-- GOAL OF THE EXERCISE --
Among the entries below, please show each line that carries the word "title".

= Beginning of Section =

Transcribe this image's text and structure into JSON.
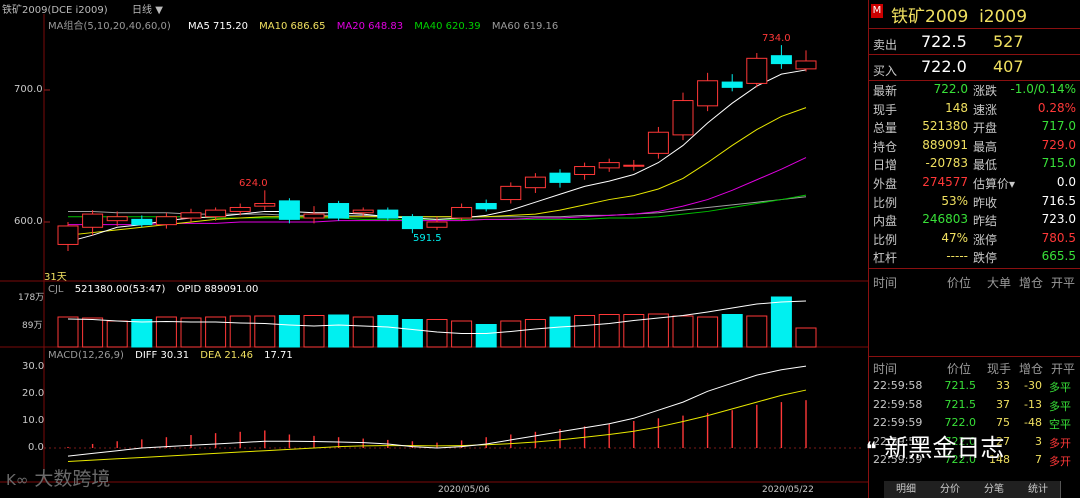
{
  "window": {
    "title": "铁矿2009(DCE i2009)",
    "period": "日线",
    "period_arrow": "▼"
  },
  "chart": {
    "ma_group": "MA组合(5,10,20,40,60,0)",
    "ma5": "MA5 715.20",
    "ma10": "MA10 686.65",
    "ma20": "MA20 648.83",
    "ma40": "MA40 620.39",
    "ma60": "MA60 619.16",
    "y_labels": [
      "700.0",
      "600.0"
    ],
    "hi_label": "734.0",
    "mark_624": "624.0",
    "low_label": "591.5",
    "days_label": "31天",
    "candles": [
      {
        "o": 583,
        "c": 597,
        "h": 600,
        "l": 578
      },
      {
        "o": 596,
        "c": 606,
        "h": 609,
        "l": 590
      },
      {
        "o": 601,
        "c": 604,
        "h": 608,
        "l": 597
      },
      {
        "o": 602,
        "c": 598,
        "h": 605,
        "l": 596
      },
      {
        "o": 598,
        "c": 604,
        "h": 607,
        "l": 595
      },
      {
        "o": 603,
        "c": 607,
        "h": 610,
        "l": 600
      },
      {
        "o": 604,
        "c": 609,
        "h": 611,
        "l": 601
      },
      {
        "o": 608,
        "c": 611,
        "h": 614,
        "l": 605
      },
      {
        "o": 612,
        "c": 614,
        "h": 624,
        "l": 609
      },
      {
        "o": 616,
        "c": 602,
        "h": 618,
        "l": 599
      },
      {
        "o": 603,
        "c": 606,
        "h": 612,
        "l": 599
      },
      {
        "o": 614,
        "c": 603,
        "h": 616,
        "l": 601
      },
      {
        "o": 607,
        "c": 609,
        "h": 611,
        "l": 604
      },
      {
        "o": 609,
        "c": 603,
        "h": 611,
        "l": 601
      },
      {
        "o": 604,
        "c": 595,
        "h": 606,
        "l": 591.5
      },
      {
        "o": 596,
        "c": 600,
        "h": 604,
        "l": 594
      },
      {
        "o": 603,
        "c": 611,
        "h": 614,
        "l": 601
      },
      {
        "o": 614,
        "c": 610,
        "h": 617,
        "l": 608
      },
      {
        "o": 617,
        "c": 627,
        "h": 630,
        "l": 614
      },
      {
        "o": 626,
        "c": 634,
        "h": 637,
        "l": 622
      },
      {
        "o": 637,
        "c": 630,
        "h": 640,
        "l": 626
      },
      {
        "o": 636,
        "c": 642,
        "h": 645,
        "l": 632
      },
      {
        "o": 641,
        "c": 645,
        "h": 648,
        "l": 638
      },
      {
        "o": 643,
        "c": 643,
        "h": 647,
        "l": 639
      },
      {
        "o": 652,
        "c": 668,
        "h": 672,
        "l": 648
      },
      {
        "o": 666,
        "c": 692,
        "h": 698,
        "l": 662
      },
      {
        "o": 688,
        "c": 707,
        "h": 713,
        "l": 684
      },
      {
        "o": 706,
        "c": 702,
        "h": 712,
        "l": 699
      },
      {
        "o": 705,
        "c": 724,
        "h": 728,
        "l": 702
      },
      {
        "o": 726,
        "c": 720,
        "h": 734,
        "l": 716
      },
      {
        "o": 716,
        "c": 722,
        "h": 730,
        "l": 714
      }
    ],
    "ma5_values": [
      585,
      590,
      596,
      598,
      601,
      603,
      604,
      606,
      608,
      608,
      607,
      607,
      606,
      604,
      603,
      602,
      603,
      605,
      609,
      615,
      621,
      627,
      631,
      636,
      645,
      658,
      675,
      690,
      703,
      712,
      715.2
    ],
    "ma10_values": [
      590,
      592,
      594,
      596,
      598,
      600,
      602,
      603,
      604,
      604,
      604,
      604,
      604,
      604,
      604,
      604,
      604,
      604,
      605,
      606,
      609,
      613,
      617,
      620,
      625,
      633,
      645,
      658,
      670,
      680,
      686.65
    ],
    "ma20_values": [
      598,
      598,
      598,
      598,
      599,
      599,
      599,
      600,
      600,
      600,
      600,
      601,
      601,
      601,
      601,
      601,
      601,
      602,
      602,
      603,
      603,
      604,
      605,
      606,
      608,
      612,
      617,
      624,
      632,
      640,
      648.83
    ],
    "ma40_values": [
      604,
      604,
      604,
      604,
      604,
      604,
      603,
      603,
      603,
      603,
      603,
      603,
      602,
      602,
      602,
      602,
      602,
      602,
      602,
      602,
      602,
      602,
      603,
      603,
      604,
      606,
      608,
      611,
      614,
      617,
      620.39
    ],
    "ma60_values": [
      608,
      608,
      607,
      607,
      607,
      606,
      606,
      606,
      606,
      605,
      605,
      605,
      605,
      604,
      604,
      604,
      604,
      604,
      604,
      604,
      604,
      605,
      605,
      606,
      607,
      609,
      611,
      613,
      615,
      617,
      619.16
    ]
  },
  "volume": {
    "label": "CJL",
    "main": "521380.00(53:47)",
    "opid": "OPID 889091.00",
    "y_labels": [
      "178万",
      "89万"
    ],
    "values": [
      60,
      58,
      52,
      55,
      60,
      58,
      60,
      62,
      62,
      63,
      63,
      64,
      60,
      63,
      55,
      55,
      52,
      45,
      52,
      55,
      60,
      63,
      65,
      65,
      66,
      62,
      60,
      65,
      62,
      100,
      38
    ],
    "opid_line": [
      56,
      55,
      52,
      50,
      51,
      50,
      50,
      48,
      47,
      44,
      42,
      44,
      42,
      40,
      35,
      30,
      27,
      27,
      31,
      36,
      40,
      43,
      47,
      53,
      58,
      63,
      70,
      78,
      86,
      90,
      92
    ]
  },
  "macd": {
    "label": "MACD(12,26,9)",
    "diff": "DIFF 30.31",
    "dea": "DEA 21.46",
    "macd": "17.71",
    "y_labels": [
      "30.0",
      "20.0",
      "10.0",
      "0.0"
    ],
    "hist": [
      0.4,
      1.5,
      2.5,
      3.2,
      4,
      4.8,
      5.5,
      6,
      6.5,
      5,
      4.5,
      4,
      3.5,
      3,
      2.5,
      2,
      2.8,
      4,
      5,
      6,
      7,
      8,
      9,
      10,
      11,
      12,
      13,
      14,
      16,
      17,
      17.71
    ],
    "diff_line": [
      -3,
      -2,
      -1,
      0,
      0.5,
      1,
      1.5,
      2,
      2.5,
      2.5,
      2.4,
      2.2,
      2,
      1.5,
      0.5,
      0,
      0.5,
      1.5,
      3,
      4.5,
      6,
      7.5,
      9,
      11,
      14,
      17,
      21,
      24,
      27,
      29,
      30.31
    ],
    "dea_line": [
      -5,
      -4.5,
      -4,
      -3.5,
      -3,
      -2.5,
      -2,
      -1.5,
      -1,
      -0.5,
      0,
      0.5,
      0.8,
      0.9,
      0.9,
      0.8,
      0.9,
      1.2,
      1.6,
      2.2,
      3,
      4,
      5,
      6.2,
      7.8,
      9.8,
      12,
      14.5,
      17,
      19.5,
      21.46
    ]
  },
  "dates": [
    "2020/05/06",
    "2020/05/22"
  ],
  "panel": {
    "flag": "M",
    "title": "铁矿2009  i2009",
    "sell_label": "卖出",
    "sell_price": "722.5",
    "sell_vol": "527",
    "buy_label": "买入",
    "buy_price": "722.0",
    "buy_vol": "407",
    "rows": [
      {
        "l1": "最新",
        "v1": "722.0",
        "c1": "g",
        "l2": "涨跌",
        "v2": "-1.0/0.14%",
        "c2": "g"
      },
      {
        "l1": "现手",
        "v1": "148",
        "c1": "y",
        "l2": "速涨",
        "v2": "0.28%",
        "c2": "r"
      },
      {
        "l1": "总量",
        "v1": "521380",
        "c1": "y",
        "l2": "开盘",
        "v2": "717.0",
        "c2": "g"
      },
      {
        "l1": "持仓",
        "v1": "889091",
        "c1": "y",
        "l2": "最高",
        "v2": "729.0",
        "c2": "r"
      },
      {
        "l1": "日增",
        "v1": "-20783",
        "c1": "y",
        "l2": "最低",
        "v2": "715.0",
        "c2": "g"
      },
      {
        "l1": "外盘",
        "v1": "274577",
        "c1": "r",
        "l2": "估算价▾",
        "v2": "0.0",
        "c2": "w"
      },
      {
        "l1": "比例",
        "v1": "53%",
        "c1": "y",
        "l2": "昨收",
        "v2": "716.5",
        "c2": "w"
      },
      {
        "l1": "内盘",
        "v1": "246803",
        "c1": "g",
        "l2": "昨结",
        "v2": "723.0",
        "c2": "w"
      },
      {
        "l1": "比例",
        "v1": "47%",
        "c1": "y",
        "l2": "涨停",
        "v2": "780.5",
        "c2": "r"
      },
      {
        "l1": "杠杆",
        "v1": "-----",
        "c1": "y",
        "l2": "跌停",
        "v2": "665.5",
        "c2": "g"
      }
    ],
    "tick_headers": [
      "时间",
      "价位",
      "大单",
      "增仓",
      "开平"
    ],
    "tick_headers2": [
      "时间",
      "价位",
      "现手",
      "增仓",
      "开平"
    ],
    "ticks": [
      {
        "t": "22:59:58",
        "p": "721.5",
        "pc": "g",
        "v": "33",
        "d": "-30",
        "o": "多平"
      },
      {
        "t": "22:59:58",
        "p": "721.5",
        "pc": "g",
        "v": "37",
        "d": "-13",
        "o": "多平"
      },
      {
        "t": "22:59:59",
        "p": "722.0",
        "pc": "g",
        "v": "75",
        "d": "-48",
        "o": "空平"
      },
      {
        "t": "22:59:59",
        "p": "722.0",
        "pc": "g",
        "v": "27",
        "d": "3",
        "o": "多开"
      },
      {
        "t": "22:59:59",
        "p": "722.0",
        "pc": "g",
        "v": "148",
        "d": "7",
        "o": "多开"
      }
    ],
    "tabs": [
      "明细",
      "分价",
      "分笔",
      "统计"
    ]
  },
  "watermark": {
    "brand1": "新黑金日志",
    "brand2": "大数跨境"
  },
  "colors": {
    "up": "#ff3838",
    "down": "#00f0f0",
    "ma5": "#ffffff",
    "ma10": "#e8e800",
    "ma20": "#e000e0",
    "ma40": "#00c000",
    "ma60": "#a0a0a0",
    "grid": "#7a0a0a"
  }
}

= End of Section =

-- THE COMPLETED TASK --
    "title": "铁矿2009(DCE i2009)",
    "title": "铁矿2009  i2009",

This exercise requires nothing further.